The deposit of faith and the church. Vatican I and the two Epistles to Timothy (see citations above) stress that the Church has the duty to preserve and interpret the deposit of faith, neither adding to it nor subtracting from it. This must not be taken to mean that the Church keeps the deposit rigid and immobile as a buried treasure. Rather, because the deposit of faith is meant to be a living and efficient salvific reality for every age, the Church preserves it by proclaiming it in such a way as to make present and meaningful its salvific efficacy. In short, the Church guards the deposit by making it relevant to every age and mentality. Hence, in the apostolic age the Twelve made relevant the deposit to the needs and problems of the various communities they encountered. (This ultimately led to four forms of the one gospel.) see gospels, the holy. In subsequent ages the Church refuted erroneous interpretations of the deposit and gradually unfolded some of its inexhaustibly rich significance in accordance with the needs of the times.
The existence of a deposit of faith forcefully impresses upon the Church that it is God's servant. The divine goods with which the Church is enriched are not its own but God's. Over these it has not an unlimited control. It is a faithful servant, a depositary, a guardian—not a master of these goods. The Church may act in regard to them only in the service of God.

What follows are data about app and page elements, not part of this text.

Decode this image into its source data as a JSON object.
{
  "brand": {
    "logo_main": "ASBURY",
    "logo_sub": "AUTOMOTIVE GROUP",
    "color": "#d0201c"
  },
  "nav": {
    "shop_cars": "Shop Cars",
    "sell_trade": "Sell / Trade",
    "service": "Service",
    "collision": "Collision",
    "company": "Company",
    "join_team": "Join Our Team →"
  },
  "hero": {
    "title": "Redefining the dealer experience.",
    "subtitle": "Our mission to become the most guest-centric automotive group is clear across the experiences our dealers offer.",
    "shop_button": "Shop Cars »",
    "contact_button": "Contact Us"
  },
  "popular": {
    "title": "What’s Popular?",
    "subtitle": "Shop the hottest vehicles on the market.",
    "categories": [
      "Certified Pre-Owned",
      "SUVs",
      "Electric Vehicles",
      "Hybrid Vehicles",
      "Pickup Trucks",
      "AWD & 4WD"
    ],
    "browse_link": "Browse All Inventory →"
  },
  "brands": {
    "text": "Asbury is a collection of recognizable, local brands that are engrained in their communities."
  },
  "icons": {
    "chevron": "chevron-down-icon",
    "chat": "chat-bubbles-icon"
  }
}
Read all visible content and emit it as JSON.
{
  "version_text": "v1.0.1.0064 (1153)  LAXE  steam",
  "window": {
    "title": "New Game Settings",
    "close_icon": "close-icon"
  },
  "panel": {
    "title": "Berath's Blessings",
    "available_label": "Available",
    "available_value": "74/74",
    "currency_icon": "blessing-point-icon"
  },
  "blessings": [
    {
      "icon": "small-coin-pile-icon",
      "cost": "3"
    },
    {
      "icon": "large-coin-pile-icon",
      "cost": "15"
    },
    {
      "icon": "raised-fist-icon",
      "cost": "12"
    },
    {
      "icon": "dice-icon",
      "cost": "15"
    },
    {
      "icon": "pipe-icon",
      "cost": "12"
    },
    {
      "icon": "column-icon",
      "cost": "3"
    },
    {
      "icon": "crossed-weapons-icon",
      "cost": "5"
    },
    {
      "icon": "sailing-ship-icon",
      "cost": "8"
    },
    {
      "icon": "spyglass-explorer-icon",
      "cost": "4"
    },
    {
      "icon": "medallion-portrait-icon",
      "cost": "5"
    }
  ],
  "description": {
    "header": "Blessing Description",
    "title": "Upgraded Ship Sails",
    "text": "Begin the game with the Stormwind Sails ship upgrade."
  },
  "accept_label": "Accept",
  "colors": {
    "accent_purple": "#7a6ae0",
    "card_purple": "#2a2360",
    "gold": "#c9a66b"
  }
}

Related realities. Revelation, Scripture, tradition, and Church are closely related to the deposit of faith. Revelation is the deposit of faith insofar as this deposit makes known or reveals the God who gives it to the Church. The Church is the divinely instituted community within which the deposit of faith is preserved in the Scriptures and in divinely guided traditional activity (e.g., oral tradition, liturgy, ecclesiastical practices, and attitudes passed on from generation to generation).
See Also: doctrine, development of; orthodoxy; revelation, fonts of; revelation, theology of; rule of faith; tradition (in theology); witness, christian.
Bibliography: e. dublanchy, Dictionnaire de théologie catholique, (Paris 1903–50) 4.1:526–531. j. r. geiselmann, Lexikon für Theologie und Kirche (Freiburg, 1957–66) 3:236–238. p. mÉdebielle, Dictionnaire de la Bible, suppl. ed. l. pirot et al. (Paris 1928) 2:374–395. y. m. j. congar, La Tradition et les traditions, 2 v. (Paris 1960–63). r. latourelle, Théologie de la révélation (Bruges 1963). c. spicq, "S. Paul et la loi des dépôts," Revue biblique 40 (1931) 481–502.
[p. f. chirico]